▶ _Assignment_
Using the entries below, copy out all lines where "JSON" is found.

▶ _Data supplied_
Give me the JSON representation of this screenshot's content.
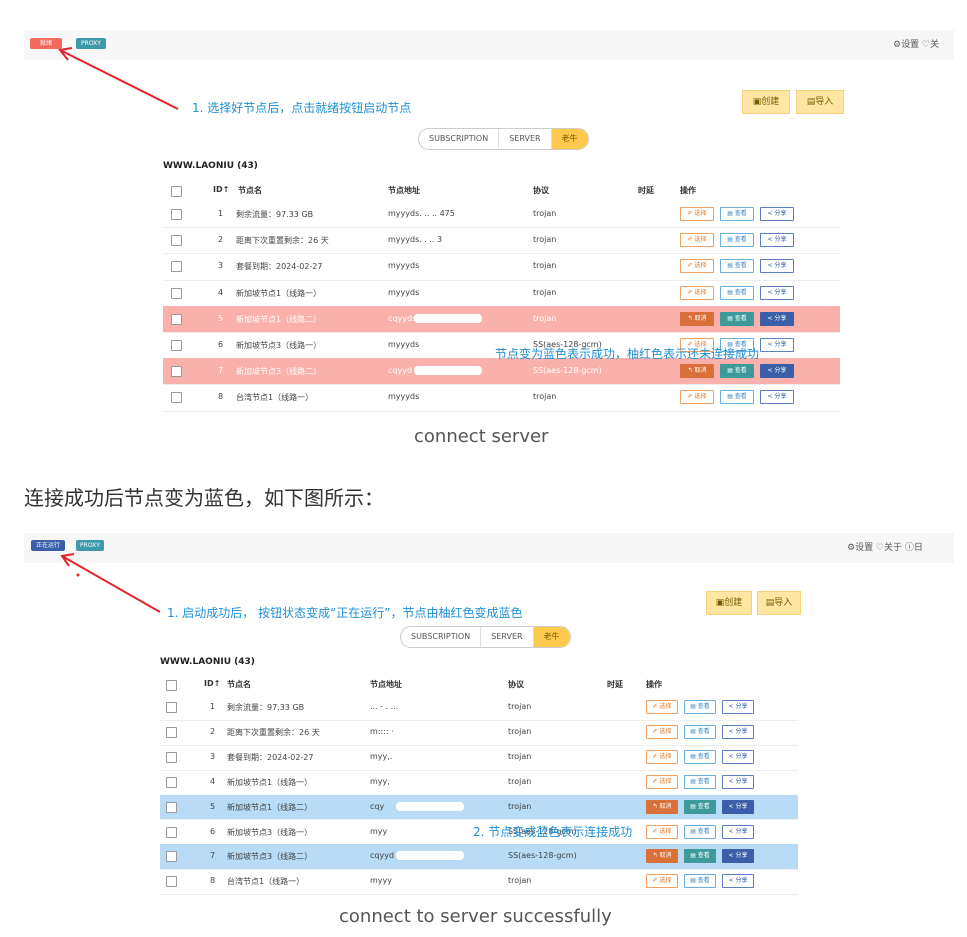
{
  "top_section": {
    "status_button": "就绪",
    "proxy_chip": "PROXY",
    "top_icons": "⚙设置  ♡关",
    "annotation": "1. 选择好节点后，点击就绪按钮启动节点",
    "create_btn": "▣创建",
    "import_btn": "▤导入",
    "tabs": [
      "SUBSCRIPTION",
      "SERVER",
      "老牛"
    ],
    "group_title": "WWW.LAONIU            (43)",
    "headers": {
      "id": "ID↑",
      "name": "节点名",
      "addr": "节点地址",
      "proto": "协议",
      "latency": "时延",
      "ops": "操作"
    },
    "rows": [
      {
        "id": "1",
        "name": "剩余流量：97.33 GB",
        "addr": "myyyds.            .. .. 475",
        "proto": "trojan",
        "state": "normal"
      },
      {
        "id": "2",
        "name": "距离下次重置剩余：26 天",
        "addr": "myyyds.                . .. 3",
        "proto": "trojan",
        "state": "normal"
      },
      {
        "id": "3",
        "name": "套餐到期：2024-02-27",
        "addr": "myyyds",
        "proto": "trojan",
        "state": "normal"
      },
      {
        "id": "4",
        "name": "新加坡节点1（线路一）",
        "addr": "myyyds",
        "proto": "trojan",
        "state": "normal"
      },
      {
        "id": "5",
        "name": "新加坡节点1（线路二）",
        "addr": "cqyyds.",
        "proto": "trojan",
        "state": "red"
      },
      {
        "id": "6",
        "name": "新加坡节点3（线路一）",
        "addr": "myyyds",
        "proto": "SS(aes-128-gcm)",
        "state": "normal"
      },
      {
        "id": "7",
        "name": "新加坡节点3（线路二）",
        "addr": "cqyyd",
        "proto": "SS(aes-128-gcm)",
        "state": "red"
      },
      {
        "id": "8",
        "name": "台湾节点1（线路一）",
        "addr": "myyyds",
        "proto": "trojan",
        "state": "normal"
      }
    ],
    "actions": {
      "select": "✐ 选择",
      "view": "▤ 查看",
      "share": "< 分享",
      "cancel": "↰ 取消"
    },
    "overlay_note": "节点变为蓝色表示成功，柚红色表示还未连接成功",
    "caption": "connect server"
  },
  "middle_heading": "连接成功后节点变为蓝色，如下图所示：",
  "bottom_section": {
    "status_button": "正在运行",
    "proxy_chip": "PROXY",
    "top_icons": "⚙设置   ♡关于   ⓘ日",
    "annotation": "1. 启动成功后， 按钮状态变成“正在运行”，节点由柚红色变成蓝色",
    "create_btn": "▣创建",
    "import_btn": "▤导入",
    "tabs": [
      "SUBSCRIPTION",
      "SERVER",
      "老牛"
    ],
    "group_title": "WWW.LAONIU           (43)",
    "headers": {
      "id": "ID↑",
      "name": "节点名",
      "addr": "节点地址",
      "proto": "协议",
      "latency": "时延",
      "ops": "操作"
    },
    "rows": [
      {
        "id": "1",
        "name": "剩余流量：97.33 GB",
        "addr": "...  -  .  ...",
        "proto": "trojan",
        "state": "normal"
      },
      {
        "id": "2",
        "name": "距离下次重置剩余：26 天",
        "addr": "m:::: ·",
        "proto": "trojan",
        "state": "normal"
      },
      {
        "id": "3",
        "name": "套餐到期：2024-02-27",
        "addr": "myy,.",
        "proto": "trojan",
        "state": "normal"
      },
      {
        "id": "4",
        "name": "新加坡节点1（线路一）",
        "addr": "myy,",
        "proto": "trojan",
        "state": "normal"
      },
      {
        "id": "5",
        "name": "新加坡节点1（线路二）",
        "addr": "cqy",
        "proto": "trojan",
        "state": "blue"
      },
      {
        "id": "6",
        "name": "新加坡节点3（线路一）",
        "addr": "myy",
        "proto": "SS(aes-128-gcm)",
        "state": "normal"
      },
      {
        "id": "7",
        "name": "新加坡节点3（线路二）",
        "addr": "cqyyd",
        "proto": "SS(aes-128-gcm)",
        "state": "blue"
      },
      {
        "id": "8",
        "name": "台湾节点1（线路一）",
        "addr": "myyy",
        "proto": "trojan",
        "state": "normal"
      }
    ],
    "actions": {
      "select": "✐ 选择",
      "view": "▤ 查看",
      "share": "< 分享",
      "cancel": "↰ 取消"
    },
    "overlay_note": "2. 节点变成蓝色表示连接成功",
    "caption": "connect to server successfully"
  },
  "colors": {
    "annotation": "#1e90d6",
    "arrow": "#e0242a",
    "red_row": "#fab1ab",
    "blue_row": "#b8dcf5",
    "tab_active": "#ffc94d"
  }
}
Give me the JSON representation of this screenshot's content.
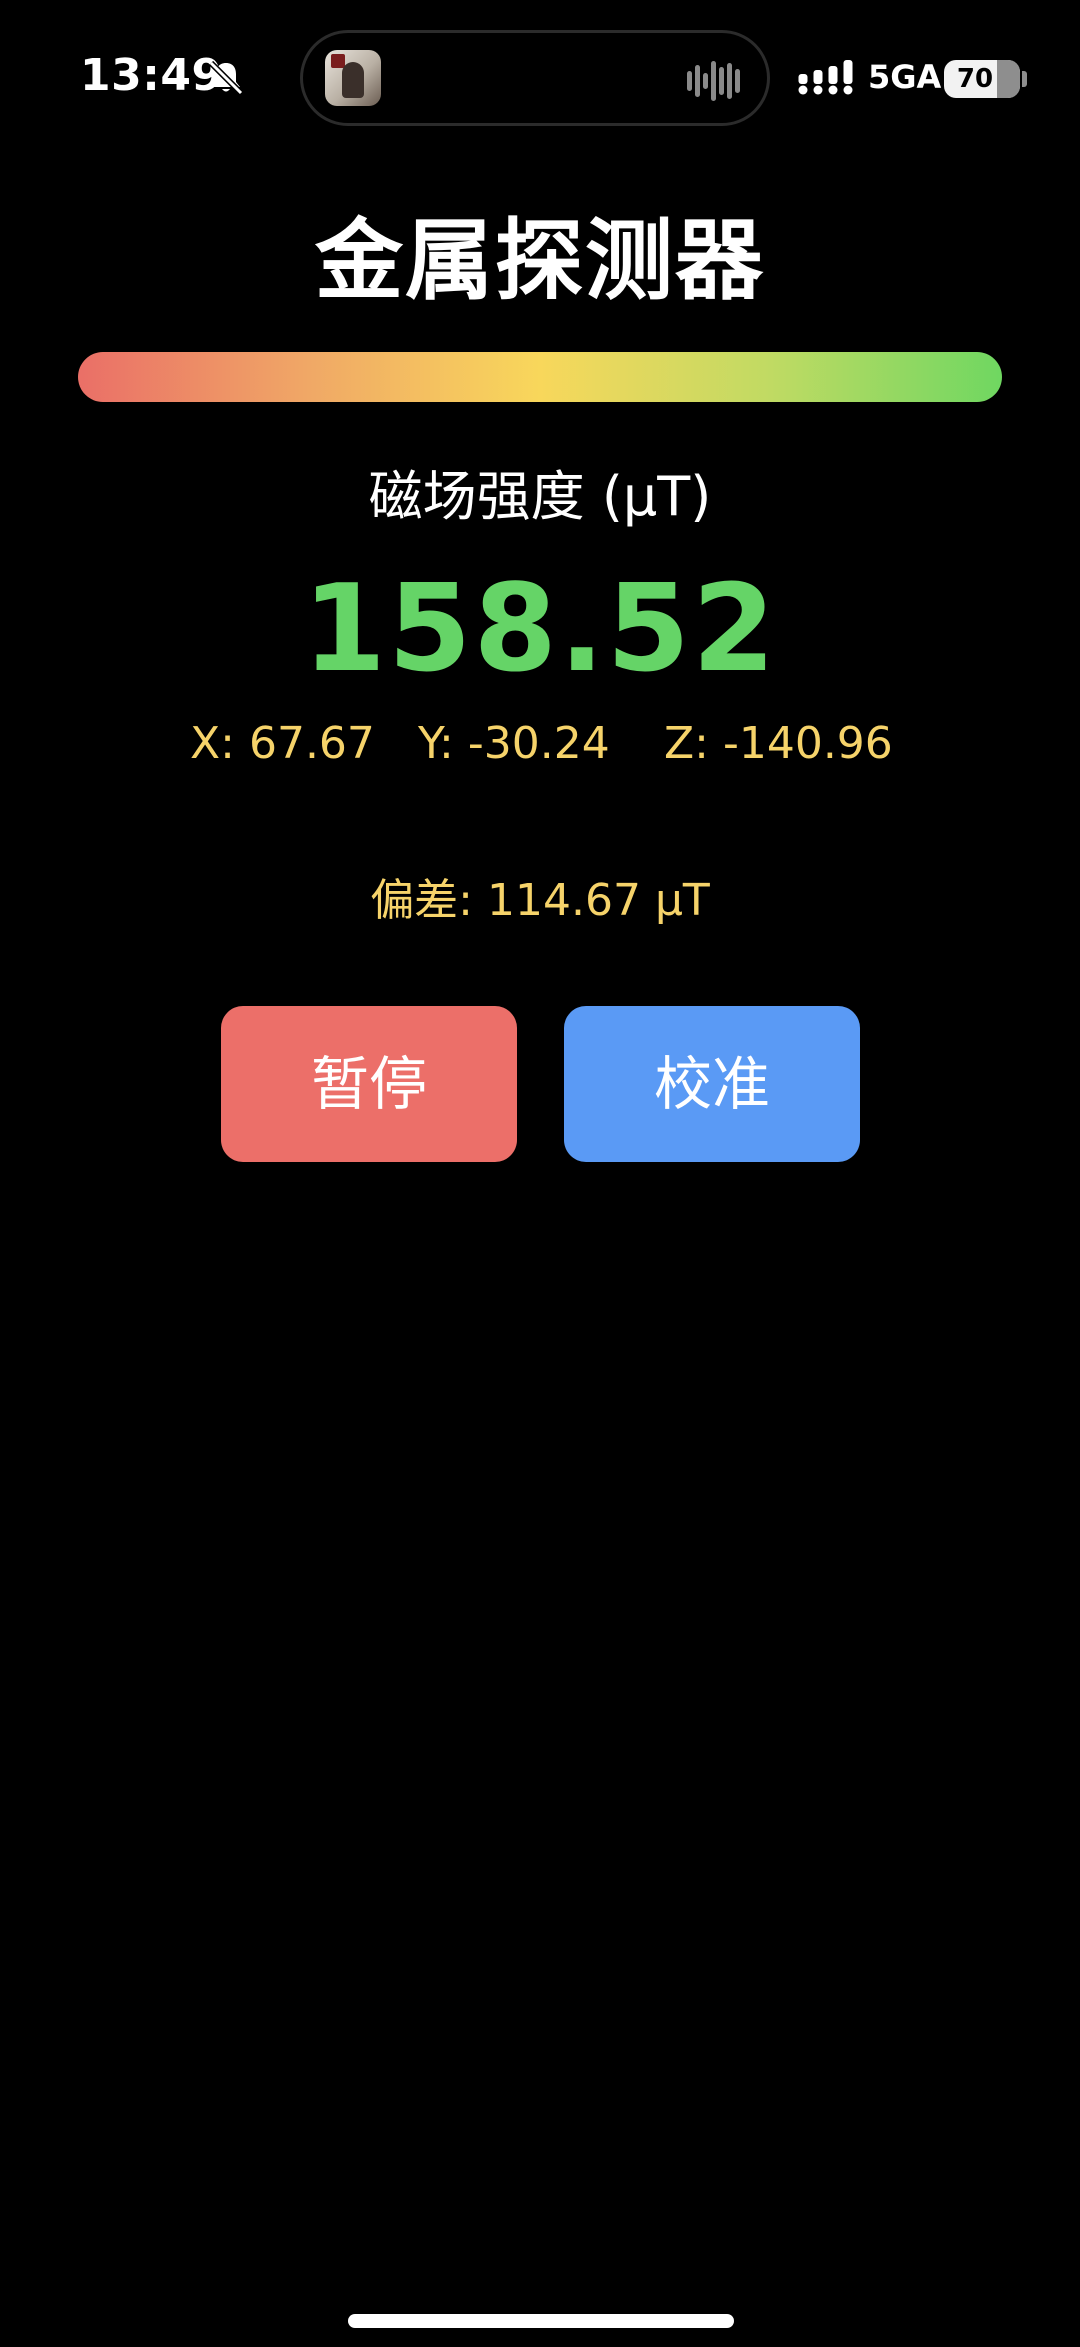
{
  "status_bar": {
    "time": "13:49",
    "network": "5GA",
    "battery_percent": "70",
    "battery_level": 0.7,
    "silent_icon": "bell-slash-icon",
    "live_activity_icon": "app-thumbnail",
    "sound_icon": "waveform-icon",
    "signal_icon": "cellular-signal-icon"
  },
  "app": {
    "title": "金属探测器",
    "gradient_colors": [
      "#ea6f67",
      "#f0a866",
      "#f8d75b",
      "#c0da63",
      "#6fd761"
    ],
    "field_label": "磁场强度 (μT)",
    "field_value": "158.52",
    "value_color": "#65d467",
    "axes": {
      "x": "X: 67.67",
      "y": "Y: -30.24",
      "z": "Z: -140.96"
    },
    "deviation": "偏差: 114.67 μT",
    "accent_text_color": "#f6d36a"
  },
  "buttons": {
    "pause_label": "暂停",
    "pause_color": "#ec6f69",
    "calibrate_label": "校准",
    "calibrate_color": "#5a9af5"
  }
}
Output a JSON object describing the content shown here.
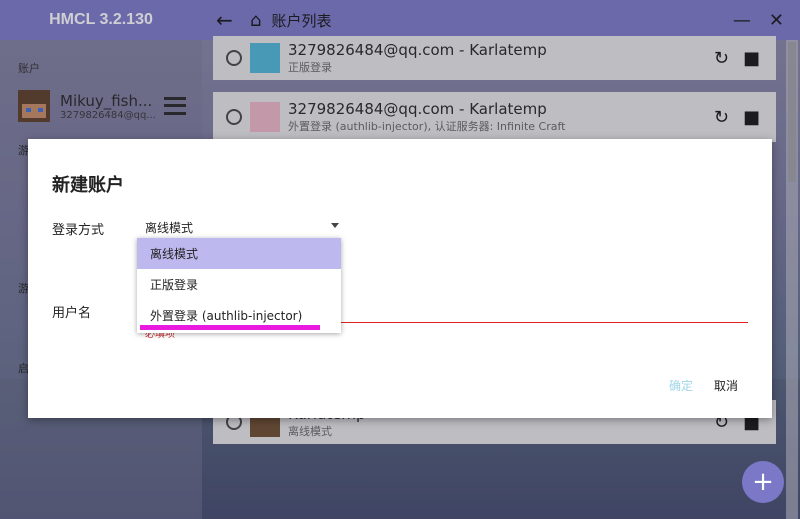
{
  "app": {
    "title": "HMCL 3.2.130"
  },
  "sidebar": {
    "section_account": "账户",
    "current_account": {
      "name": "Mikuy_fish...",
      "email": "3279826484@qq..."
    },
    "section_game": "游",
    "section_game2": "游",
    "section_launch": "启"
  },
  "header": {
    "title": "账户列表"
  },
  "accounts": [
    {
      "name": "3279826484@qq.com - Karlatemp",
      "sub": "正版登录"
    },
    {
      "name": "3279826484@qq.com - Karlatemp",
      "sub": "外置登录 (authlib-injector), 认证服务器: Infinite Craft"
    },
    {
      "name": "Karlatemp",
      "sub": "离线模式"
    }
  ],
  "dialog": {
    "title": "新建账户",
    "login_method_label": "登录方式",
    "login_method_value": "离线模式",
    "username_label": "用户名",
    "required_hint": "必填项",
    "confirm_label": "确定",
    "cancel_label": "取消"
  },
  "dropdown": {
    "options": [
      "离线模式",
      "正版登录",
      "外置登录 (authlib-injector)"
    ],
    "selected": "离线模式"
  },
  "colors": {
    "accent": "#7b78c8",
    "highlight": "#e81ae0",
    "error": "#dd2222"
  },
  "icons": {
    "back": "arrow-left-icon",
    "home": "home-icon",
    "minimize": "minimize-icon",
    "close": "close-icon",
    "refresh": "refresh-icon",
    "delete": "trash-icon",
    "add": "plus-icon"
  }
}
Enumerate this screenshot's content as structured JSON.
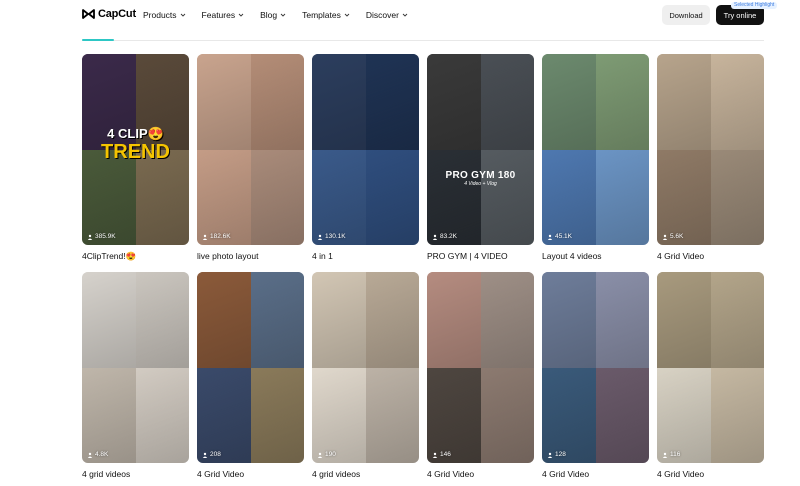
{
  "header": {
    "brand": "CapCut",
    "nav": [
      {
        "label": "Products"
      },
      {
        "label": "Features"
      },
      {
        "label": "Blog"
      },
      {
        "label": "Templates"
      },
      {
        "label": "Discover"
      }
    ],
    "download_label": "Download",
    "try_label": "Try online",
    "try_badge": "Selected Highlight"
  },
  "cards": [
    {
      "title": "4ClipTrend!😍",
      "views": "385.9K",
      "overlay_line1": "4 CLIP😍",
      "overlay_line2": "TREND",
      "colors": [
        "#3b2a4a",
        "#5a4a3a",
        "#4a5a3a",
        "#7a6a50"
      ]
    },
    {
      "title": "live photo layout",
      "views": "182.6K",
      "colors": [
        "#c9a48e",
        "#b48d77",
        "#c49c86",
        "#a98b7a"
      ]
    },
    {
      "title": "4 in 1",
      "views": "130.1K",
      "colors": [
        "#2c3e5e",
        "#1f3354",
        "#3a5a8a",
        "#2f4e7e"
      ]
    },
    {
      "title": "PRO GYM | 4 VIDEO",
      "views": "83.2K",
      "overlay_line1": "PRO GYM 180",
      "overlay_line2": "4 Video + Vlog",
      "colors": [
        "#3a3a3a",
        "#4a4f55",
        "#2a2f35",
        "#555b60"
      ]
    },
    {
      "title": "Layout 4 videos",
      "views": "45.1K",
      "colors": [
        "#6c8a6e",
        "#7e9b74",
        "#4e78b0",
        "#6b94c4"
      ]
    },
    {
      "title": "4 Grid Video",
      "views": "5.6K",
      "colors": [
        "#b7a48c",
        "#c7b49c",
        "#8f7a66",
        "#9a8a78"
      ]
    },
    {
      "title": "4 grid videos",
      "views": "4.8K",
      "colors": [
        "#d6d2cc",
        "#cbc6bf",
        "#bfb6aa",
        "#d2cbc2"
      ]
    },
    {
      "title": "4 Grid Video",
      "views": "208",
      "colors": [
        "#8b5a3a",
        "#5a6e88",
        "#3a4a6a",
        "#8a7a5a"
      ]
    },
    {
      "title": "4 grid videos",
      "views": "190",
      "colors": [
        "#d2c6b4",
        "#b8a996",
        "#e0d8cc",
        "#bcb2a6"
      ]
    },
    {
      "title": "4 Grid Video",
      "views": "146",
      "colors": [
        "#b58c80",
        "#9e8f86",
        "#4e4640",
        "#8c7a70"
      ]
    },
    {
      "title": "4 Grid Video",
      "views": "128",
      "colors": [
        "#6e7d9a",
        "#8a8fa8",
        "#3a5a7a",
        "#6a5a6a"
      ]
    },
    {
      "title": "4 Grid Video",
      "views": "116",
      "colors": [
        "#a89a7e",
        "#b3a58a",
        "#d8d2c4",
        "#c5b8a2"
      ]
    }
  ]
}
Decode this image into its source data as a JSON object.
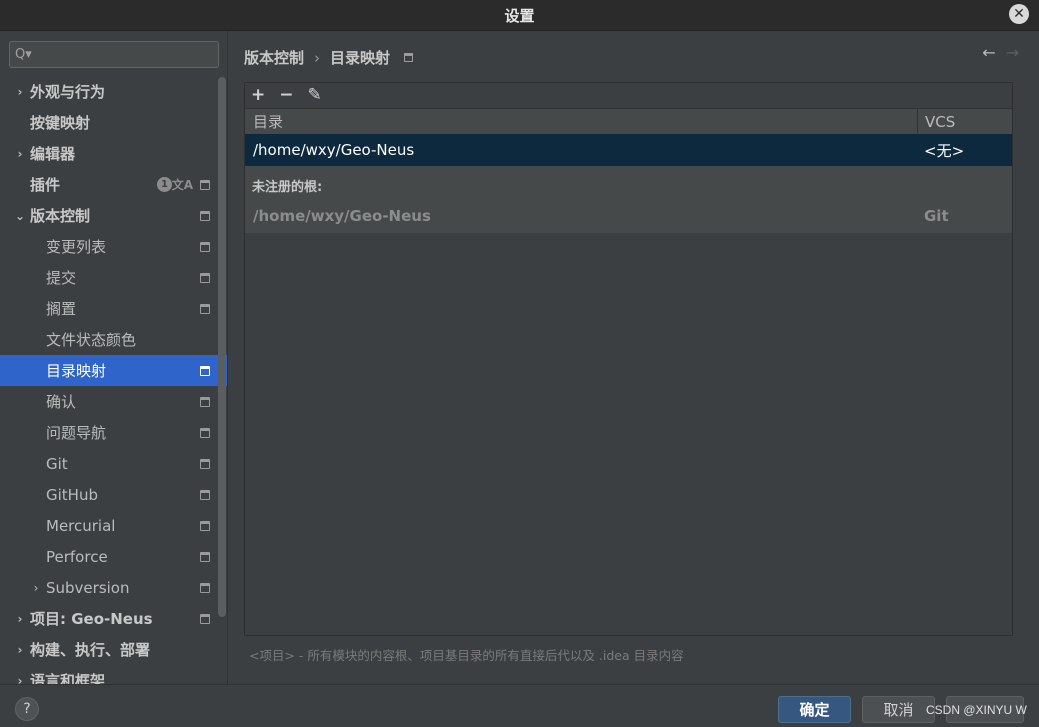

▶ _Task result_
Give me the JSON representation of this screenshot's content.
Give me the JSON representation of this screenshot's content.
Output a JSON object describing the content shown here.
Enumerate this screenshot's content as structured JSON.
Decode this image into its source data as a JSON object.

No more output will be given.